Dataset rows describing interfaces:
• • • • •
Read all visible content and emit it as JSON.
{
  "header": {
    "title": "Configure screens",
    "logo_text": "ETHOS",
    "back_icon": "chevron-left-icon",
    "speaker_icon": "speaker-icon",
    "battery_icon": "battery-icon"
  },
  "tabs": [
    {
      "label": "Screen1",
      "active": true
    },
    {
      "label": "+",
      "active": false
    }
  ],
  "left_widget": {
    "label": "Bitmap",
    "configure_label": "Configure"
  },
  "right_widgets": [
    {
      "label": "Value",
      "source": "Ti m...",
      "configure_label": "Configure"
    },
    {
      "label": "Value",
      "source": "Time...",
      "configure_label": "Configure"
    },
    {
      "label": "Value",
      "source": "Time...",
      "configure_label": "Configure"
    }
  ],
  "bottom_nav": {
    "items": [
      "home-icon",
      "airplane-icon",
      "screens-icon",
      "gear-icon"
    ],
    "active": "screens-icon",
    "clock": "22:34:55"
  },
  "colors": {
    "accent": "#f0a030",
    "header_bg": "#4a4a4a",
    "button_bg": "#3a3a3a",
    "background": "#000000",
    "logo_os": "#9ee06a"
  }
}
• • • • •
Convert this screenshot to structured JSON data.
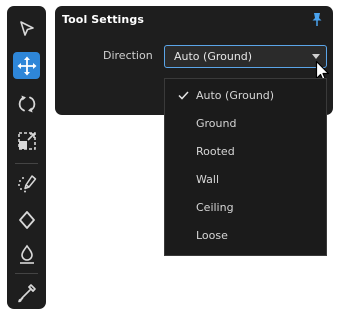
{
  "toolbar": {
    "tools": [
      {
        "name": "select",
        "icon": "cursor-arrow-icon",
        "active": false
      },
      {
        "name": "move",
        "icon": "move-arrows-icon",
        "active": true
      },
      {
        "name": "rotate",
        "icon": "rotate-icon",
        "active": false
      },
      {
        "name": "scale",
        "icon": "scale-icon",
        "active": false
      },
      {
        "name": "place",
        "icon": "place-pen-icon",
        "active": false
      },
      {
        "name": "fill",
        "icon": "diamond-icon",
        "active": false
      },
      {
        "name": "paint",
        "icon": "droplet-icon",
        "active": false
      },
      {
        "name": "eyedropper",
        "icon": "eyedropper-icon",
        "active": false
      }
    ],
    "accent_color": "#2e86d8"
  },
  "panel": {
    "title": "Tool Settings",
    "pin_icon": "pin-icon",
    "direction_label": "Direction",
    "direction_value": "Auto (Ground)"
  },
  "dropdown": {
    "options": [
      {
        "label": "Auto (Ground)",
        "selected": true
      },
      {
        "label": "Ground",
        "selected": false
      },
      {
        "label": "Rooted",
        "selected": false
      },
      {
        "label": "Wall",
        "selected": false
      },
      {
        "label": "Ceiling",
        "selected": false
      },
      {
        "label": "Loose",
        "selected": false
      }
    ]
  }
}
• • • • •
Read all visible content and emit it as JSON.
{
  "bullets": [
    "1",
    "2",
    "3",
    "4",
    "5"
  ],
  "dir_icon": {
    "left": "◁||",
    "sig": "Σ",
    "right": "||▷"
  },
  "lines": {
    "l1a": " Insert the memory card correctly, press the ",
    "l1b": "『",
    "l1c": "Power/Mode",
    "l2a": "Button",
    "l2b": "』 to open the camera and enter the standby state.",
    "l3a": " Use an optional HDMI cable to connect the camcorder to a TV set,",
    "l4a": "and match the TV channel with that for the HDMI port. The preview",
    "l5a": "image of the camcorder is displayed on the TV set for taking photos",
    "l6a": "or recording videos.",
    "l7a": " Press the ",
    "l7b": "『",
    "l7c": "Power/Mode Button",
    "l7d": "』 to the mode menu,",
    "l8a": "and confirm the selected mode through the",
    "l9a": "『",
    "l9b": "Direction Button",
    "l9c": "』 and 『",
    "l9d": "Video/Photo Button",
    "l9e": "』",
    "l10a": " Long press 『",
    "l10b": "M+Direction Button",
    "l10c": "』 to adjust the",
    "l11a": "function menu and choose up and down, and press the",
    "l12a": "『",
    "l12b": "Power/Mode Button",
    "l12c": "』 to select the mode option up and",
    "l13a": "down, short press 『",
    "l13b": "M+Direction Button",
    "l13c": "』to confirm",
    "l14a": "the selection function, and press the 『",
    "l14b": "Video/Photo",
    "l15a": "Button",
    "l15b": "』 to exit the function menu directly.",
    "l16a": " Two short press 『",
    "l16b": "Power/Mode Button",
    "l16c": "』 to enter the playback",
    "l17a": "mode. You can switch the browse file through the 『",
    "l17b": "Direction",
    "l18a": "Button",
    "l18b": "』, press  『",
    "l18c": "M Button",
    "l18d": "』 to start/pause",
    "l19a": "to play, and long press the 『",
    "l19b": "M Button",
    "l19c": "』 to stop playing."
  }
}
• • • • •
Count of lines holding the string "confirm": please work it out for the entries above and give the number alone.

2